I’ve learned much during my time serving on the PR Lions Jury. I love seeing campaigns that make you think differently, educate you on something important, help you understand cultural nuances, drive you to feel envious that you never thought of that innovation that changed lives, and compel you to laugh no matter how many times you’ve seen them.
I’ve also learned in looking through 2,000 entries that long preambles are infuriating. So I’ll get right to what matters most: the inspirational and extraordinary work from the 2017 Cannes Lions PR category. Here are a few themes that rose to the top from some of our favorite campaigns. If you haven’t seen them, you should.
- The physical fueled the virtual and not the other way around
- Altered social media platforms made a statement louder than words ever could
- Raising awareness isn’t enough – brands taking action stood out
- Tech reimagined was extraordinary
- Brands scored big just by having fun with themselves (No “Hard Cut Cheetos” here)
- Nonprofits/NGOs are courageously going where no one else goes
- The bravery of brands placing themselves into points of cultural tension continues to pay off
I am struck (in a good way) that the two campaigns with the most chatter throughout all of Cannes so far – Fearless Girl and Meet Graham – did not include any big television spot or any major paid components. Yet, they made a lasting and larger impact than any single Super Bowl spot this year. This is the time for earned work to thrive.
Having said that, one ad did blow me away: Tecate’s Gender Violence campaign in Mexico. Pure advertising and also, pure genius.
So what are some of the things we, as marketers and communicators, need to pay attention to when entering the PR category?
- PR entrants need to put more focus on results. If you don’t show a demonstrative business or societal impact, don’t bother entering into Cannes.
- The category you enter really matters. You are judged based solely on the category you enter – and judges aren’t allowed to move entries into different categories. Many deserving entries that could have been shortlisted were simply entered into the wrong category.

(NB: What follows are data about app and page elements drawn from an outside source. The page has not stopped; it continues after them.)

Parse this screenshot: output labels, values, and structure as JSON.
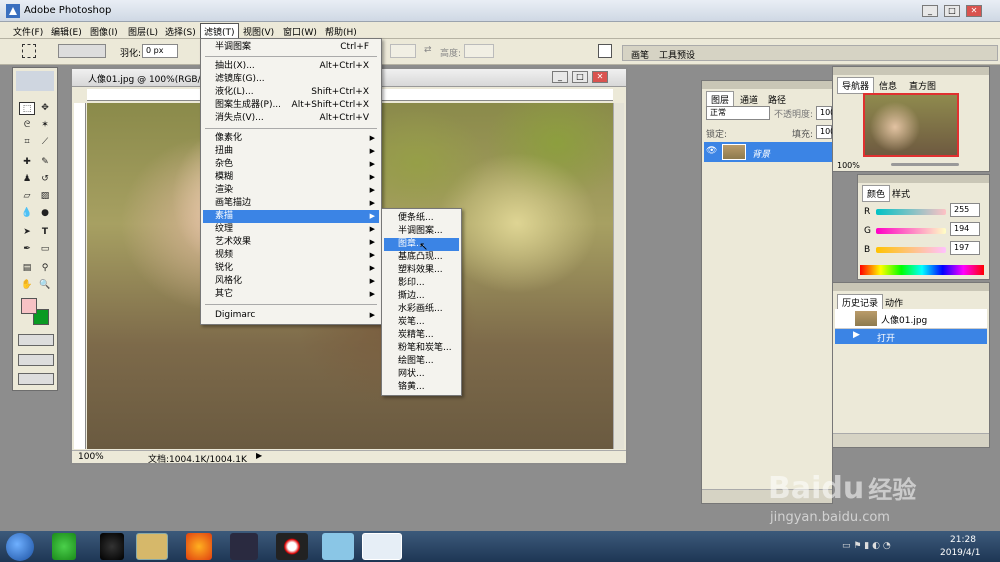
{
  "app": {
    "title": "Adobe Photoshop",
    "win_buttons": [
      "_",
      "□",
      "✕"
    ]
  },
  "menubar": [
    {
      "label": "文件(F)"
    },
    {
      "label": "编辑(E)"
    },
    {
      "label": "图像(I)"
    },
    {
      "label": "图层(L)"
    },
    {
      "label": "选择(S)"
    },
    {
      "label": "滤镜(T)"
    },
    {
      "label": "视图(V)"
    },
    {
      "label": "窗口(W)"
    },
    {
      "label": "帮助(H)"
    }
  ],
  "options": {
    "feather_label": "羽化:",
    "feather_value": "0 px",
    "height_label": "高度:",
    "palette_tabs": [
      "画笔",
      "工具预设"
    ]
  },
  "document": {
    "title": "人像01.jpg @ 100%(RGB/...",
    "zoom": "100%",
    "doc_info": "文档:1004.1K/1004.1K"
  },
  "filter_menu": {
    "items": [
      {
        "label": "半调图案",
        "shortcut": "Ctrl+F"
      },
      {
        "label": "抽出(X)...",
        "shortcut": "Alt+Ctrl+X"
      },
      {
        "label": "滤镜库(G)..."
      },
      {
        "label": "液化(L)...",
        "shortcut": "Shift+Ctrl+X"
      },
      {
        "label": "图案生成器(P)...",
        "shortcut": "Alt+Shift+Ctrl+X"
      },
      {
        "label": "消失点(V)...",
        "shortcut": "Alt+Ctrl+V"
      },
      {
        "label": "像素化"
      },
      {
        "label": "扭曲"
      },
      {
        "label": "杂色"
      },
      {
        "label": "模糊"
      },
      {
        "label": "渲染"
      },
      {
        "label": "画笔描边"
      },
      {
        "label": "素描"
      },
      {
        "label": "纹理"
      },
      {
        "label": "艺术效果"
      },
      {
        "label": "视频"
      },
      {
        "label": "锐化"
      },
      {
        "label": "风格化"
      },
      {
        "label": "其它"
      },
      {
        "label": "Digimarc"
      }
    ]
  },
  "sketch_submenu": {
    "items": [
      {
        "label": "便条纸..."
      },
      {
        "label": "半调图案..."
      },
      {
        "label": "图章..."
      },
      {
        "label": "基底凸现..."
      },
      {
        "label": "塑料效果..."
      },
      {
        "label": "影印..."
      },
      {
        "label": "撕边..."
      },
      {
        "label": "水彩画纸..."
      },
      {
        "label": "炭笔..."
      },
      {
        "label": "炭精笔..."
      },
      {
        "label": "粉笔和炭笔..."
      },
      {
        "label": "绘图笔..."
      },
      {
        "label": "网状..."
      },
      {
        "label": "铬黄..."
      }
    ]
  },
  "layers_panel": {
    "tabs": [
      "图层",
      "通道",
      "路径"
    ],
    "mode": "正常",
    "opacity_label": "不透明度:",
    "opacity_value": "100",
    "lock_label": "锁定:",
    "fill_label": "填充:",
    "fill_value": "100",
    "layer_name": "背景"
  },
  "navigator_panel": {
    "tabs": [
      "导航器",
      "信息",
      "直方图"
    ],
    "zoom": "100%"
  },
  "color_panel": {
    "tabs": [
      "颜色",
      "样式"
    ],
    "r_label": "R",
    "r": "255",
    "g_label": "G",
    "g": "194",
    "b_label": "B",
    "b": "197"
  },
  "history_panel": {
    "tabs": [
      "历史记录",
      "动作"
    ],
    "snapshot": "人像01.jpg",
    "step": "打开"
  },
  "watermark": {
    "brand": "Baidu",
    "brand_cn": "经验",
    "url": "jingyan.baidu.com"
  },
  "taskbar": {
    "time": "21:28",
    "date": "2019/4/1"
  },
  "colors": {
    "highlight": "#3b84e5",
    "fg_swatch": "#f7c2c5",
    "bg_swatch": "#0a9a22"
  }
}
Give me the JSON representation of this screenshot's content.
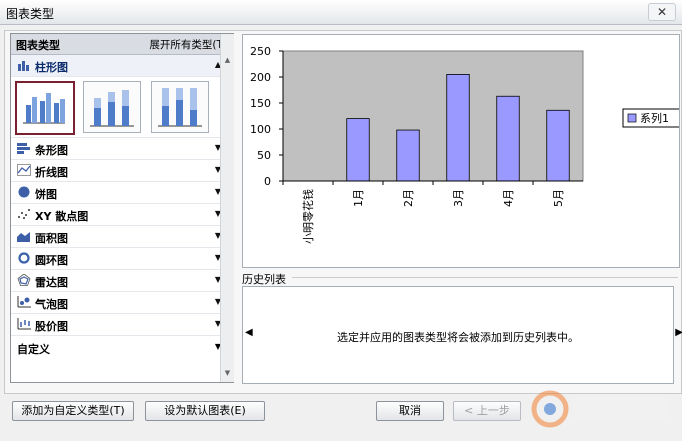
{
  "window": {
    "title": "图表类型",
    "close_glyph": "✕"
  },
  "left_panel": {
    "header": "图表类型",
    "expand_all": "展开所有类型(T)",
    "categories": [
      {
        "label": "柱形图",
        "icon": "column-chart-icon",
        "expanded": true
      },
      {
        "label": "条形图",
        "icon": "bar-chart-icon"
      },
      {
        "label": "折线图",
        "icon": "line-chart-icon"
      },
      {
        "label": "饼图",
        "icon": "pie-chart-icon"
      },
      {
        "label": "XY 散点图",
        "icon": "scatter-chart-icon"
      },
      {
        "label": "面积图",
        "icon": "area-chart-icon"
      },
      {
        "label": "圆环图",
        "icon": "doughnut-chart-icon"
      },
      {
        "label": "雷达图",
        "icon": "radar-chart-icon"
      },
      {
        "label": "气泡图",
        "icon": "bubble-chart-icon"
      },
      {
        "label": "股价图",
        "icon": "stock-chart-icon"
      }
    ],
    "custom": "自定义",
    "arrow_up": "▲",
    "arrow_down": "▼"
  },
  "chart_data": {
    "type": "bar",
    "categories": [
      "小明零花钱",
      "1月",
      "2月",
      "3月",
      "4月",
      "5月"
    ],
    "series": [
      {
        "name": "系列1",
        "values": [
          0,
          120,
          98,
          205,
          163,
          136
        ]
      }
    ],
    "ylim": [
      0,
      250
    ],
    "yticks": [
      0,
      50,
      100,
      150,
      200,
      250
    ],
    "grid": false,
    "legend": "right",
    "bar_color": "#9999ff",
    "plot_bg": "#c0c0c0"
  },
  "history": {
    "label": "历史列表",
    "message": "选定并应用的图表类型将会被添加到历史列表中。",
    "left_arrow": "◀",
    "right_arrow": "▶"
  },
  "buttons": {
    "add_custom": "添加为自定义类型(T)",
    "set_default": "设为默认图表(E)",
    "cancel": "取消",
    "prev": "< 上一步"
  },
  "colors": {
    "accent_border": "#7a2030",
    "bar": "#9999ff"
  }
}
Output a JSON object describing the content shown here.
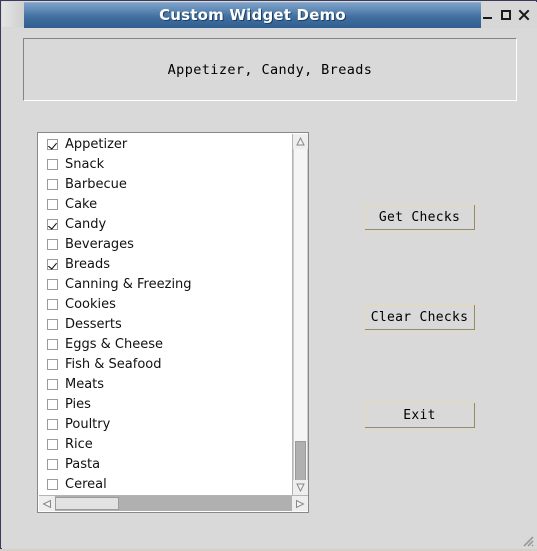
{
  "window": {
    "title": "Custom Widget Demo",
    "controls": [
      {
        "name": "minimize-button",
        "glyph": "minimize"
      },
      {
        "name": "maximize-button",
        "glyph": "maximize"
      },
      {
        "name": "close-button",
        "glyph": "close"
      }
    ]
  },
  "status_label": {
    "text": "Appetizer, Candy, Breads"
  },
  "checklist": {
    "items": [
      {
        "label": "Appetizer",
        "checked": true
      },
      {
        "label": "Snack",
        "checked": false
      },
      {
        "label": "Barbecue",
        "checked": false
      },
      {
        "label": "Cake",
        "checked": false
      },
      {
        "label": "Candy",
        "checked": true
      },
      {
        "label": "Beverages",
        "checked": false
      },
      {
        "label": "Breads",
        "checked": true
      },
      {
        "label": "Canning & Freezing",
        "checked": false
      },
      {
        "label": "Cookies",
        "checked": false
      },
      {
        "label": "Desserts",
        "checked": false
      },
      {
        "label": "Eggs & Cheese",
        "checked": false
      },
      {
        "label": "Fish & Seafood",
        "checked": false
      },
      {
        "label": "Meats",
        "checked": false
      },
      {
        "label": "Pies",
        "checked": false
      },
      {
        "label": "Poultry",
        "checked": false
      },
      {
        "label": "Rice",
        "checked": false
      },
      {
        "label": "Pasta",
        "checked": false
      },
      {
        "label": "Cereal",
        "checked": false
      }
    ]
  },
  "scrollbars": {
    "vertical": {
      "up_icon": "triangle-up-icon",
      "down_icon": "triangle-down-icon"
    },
    "horizontal": {
      "left_icon": "triangle-left-icon",
      "right_icon": "triangle-right-icon"
    }
  },
  "buttons": {
    "get_checks": "Get Checks",
    "clear_checks": "Clear Checks",
    "exit": "Exit"
  },
  "colors": {
    "title_bar_top": "#7ea2c6",
    "title_bar_bottom": "#2f5e90",
    "panel_background": "#d9d9d9",
    "list_background": "#ffffff",
    "button_highlight": "#e8d9b0",
    "window_border": "#3a3a5c"
  }
}
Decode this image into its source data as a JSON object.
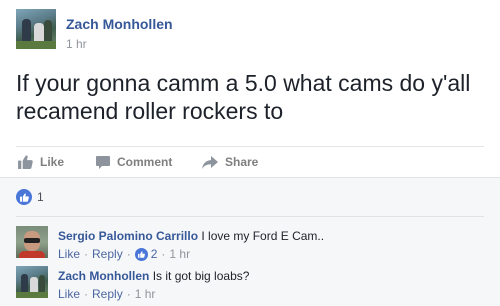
{
  "post": {
    "author": "Zach Monhollen",
    "time": "1 hr",
    "text": "If your gonna camm a 5.0 what cams do y'all recamend roller rockers to"
  },
  "actions": {
    "like": "Like",
    "comment": "Comment",
    "share": "Share"
  },
  "reactions": {
    "count": "1",
    "icon": "thumbs-up-icon",
    "color": "#4a76d8"
  },
  "comments": [
    {
      "author": "Sergio Palomino Carrillo",
      "text": "I love my Ford E Cam..",
      "like_label": "Like",
      "reply_label": "Reply",
      "like_count": "2",
      "time": "1 hr"
    },
    {
      "author": "Zach Monhollen",
      "text": "Is it got big loabs?",
      "like_label": "Like",
      "reply_label": "Reply",
      "time": "1 hr"
    }
  ],
  "colors": {
    "link": "#365899",
    "meta": "#90949c",
    "action": "#7f7f7f",
    "comments_bg": "#f6f7f9"
  }
}
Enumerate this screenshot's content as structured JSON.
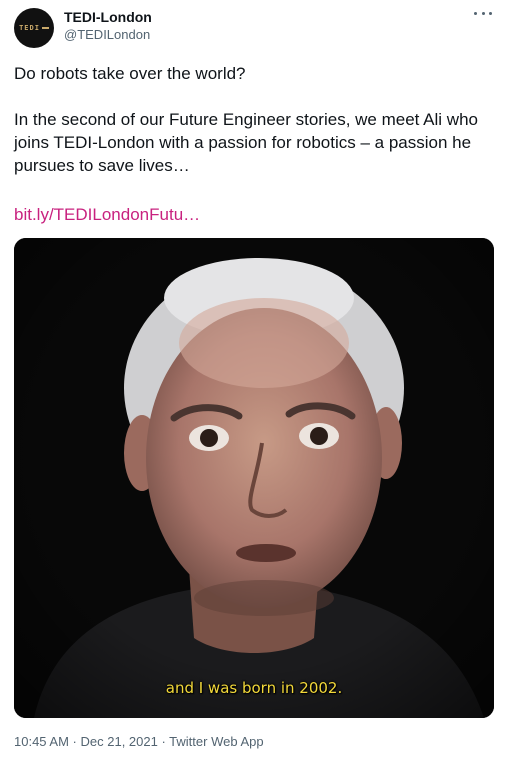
{
  "author": {
    "display_name": "TEDI-London",
    "handle": "@TEDILondon",
    "avatar_logo_text": "TEDI"
  },
  "tweet": {
    "line1": "Do robots take over the world?",
    "line2": "In the second of our Future Engineer stories, we meet Ali who joins TEDI-London with a passion for robotics – a passion he pursues to save lives…",
    "link": "bit.ly/TEDILondonFutu…"
  },
  "media": {
    "subtitle": "and I was born in 2002."
  },
  "meta": {
    "time": "10:45 AM",
    "date": "Dec 21, 2021",
    "source": "Twitter Web App",
    "separator": " · "
  },
  "colors": {
    "link": "#c8227f",
    "subtitle": "#f2d83a",
    "muted": "#536471"
  },
  "icons": {
    "more": "more-options-icon"
  }
}
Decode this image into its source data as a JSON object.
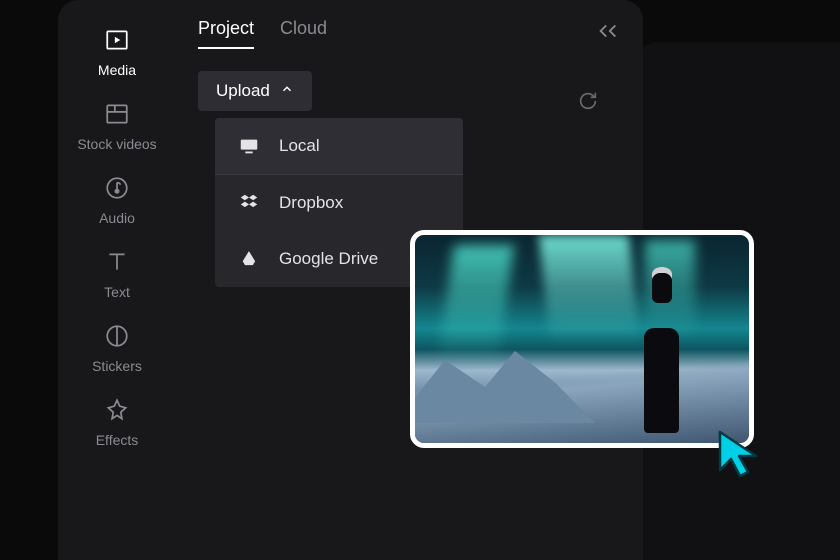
{
  "sidebar": {
    "items": [
      {
        "label": "Media",
        "icon": "media-icon",
        "active": true
      },
      {
        "label": "Stock videos",
        "icon": "stockvideo-icon",
        "active": false
      },
      {
        "label": "Audio",
        "icon": "audio-icon",
        "active": false
      },
      {
        "label": "Text",
        "icon": "text-icon",
        "active": false
      },
      {
        "label": "Stickers",
        "icon": "stickers-icon",
        "active": false
      },
      {
        "label": "Effects",
        "icon": "effects-icon",
        "active": false
      }
    ]
  },
  "tabs": {
    "project": "Project",
    "cloud": "Cloud",
    "active": "project"
  },
  "upload": {
    "label": "Upload",
    "options": [
      {
        "label": "Local",
        "icon": "local-icon"
      },
      {
        "label": "Dropbox",
        "icon": "dropbox-icon"
      },
      {
        "label": "Google Drive",
        "icon": "googledrive-icon"
      }
    ]
  },
  "thumbnail": {
    "description": "Person silhouette standing before aurora borealis over snowy mountains"
  },
  "colors": {
    "accent": "#00d0e6",
    "panel": "#18181b",
    "dropdown": "#27272c",
    "text_muted": "#8a8a92"
  }
}
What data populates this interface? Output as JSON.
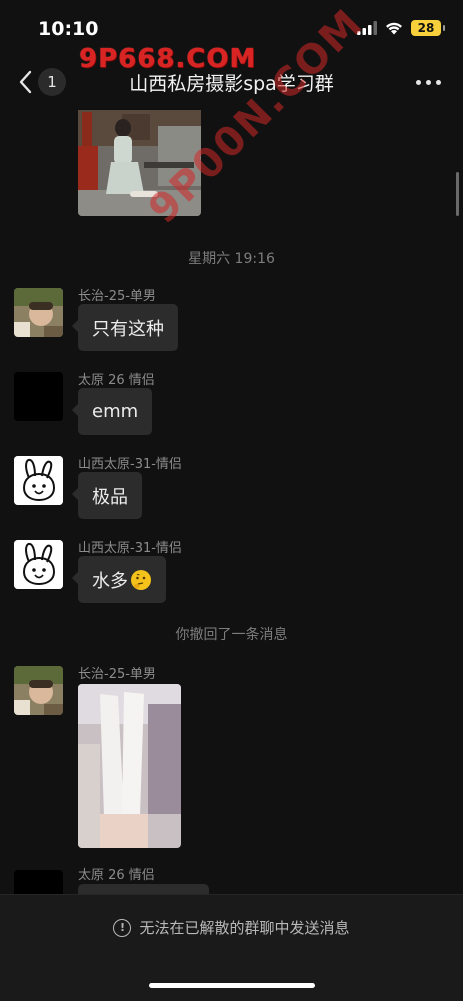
{
  "status_bar": {
    "time": "10:10",
    "battery": "28"
  },
  "watermark": {
    "top": "9P668.COM",
    "diagonal": "9P00N.COM"
  },
  "nav": {
    "unread_count": "1",
    "title": "山西私房摄影spa学习群"
  },
  "chat": {
    "timestamp": "星期六 19:16",
    "recall_notice": "你撤回了一条消息",
    "messages": [
      {
        "sender": "长治-25-单男",
        "text": "只有这种"
      },
      {
        "sender": "太原 26 情侣",
        "text": "emm"
      },
      {
        "sender": "山西太原-31-情侣",
        "text": "极品"
      },
      {
        "sender": "山西太原-31-情侣",
        "text": "水多"
      },
      {
        "sender": "长治-25-单男"
      },
      {
        "sender": "太原 26 情侣"
      }
    ]
  },
  "bottom": {
    "notice": "无法在已解散的群聊中发送消息"
  },
  "colors": {
    "background": "#111111",
    "bubble": "#2c2c2c",
    "battery": "#f7d03c",
    "watermark": "#d92424"
  }
}
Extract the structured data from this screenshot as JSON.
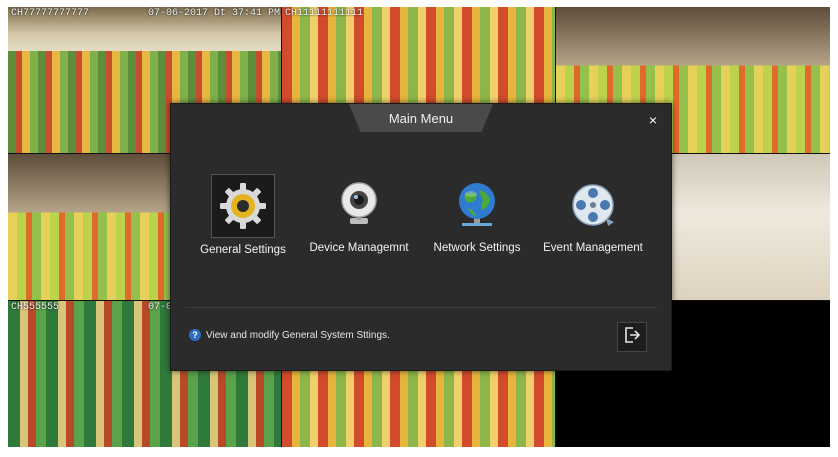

- Some of the less-entered categories are ripe for PR campaigns. We did not award any medals in crisis and communications or internal comms. Surely, we have compelling work in these spaces. Now let’s get recognized for it.
- Authenticity won out in every way. Whether it was a brand associated with a purpose or a brand just living its DNA, the jury spotted “gimmicks” right away and all inauthentic campaigns were immediately thrown out.
- The chatter about ad agencies winning in the Cannes PR category wasn’t as prominent as in year’s prior. Why? Because PR agencies won Gold Lions outright (go Ketchum) and it’s clear that the PR campaigns are the envy at Cannes because they have truly earned the attention, recognition and admiration they receive. No one knows earned like we do. So I say, may the best (and bravest) creative win.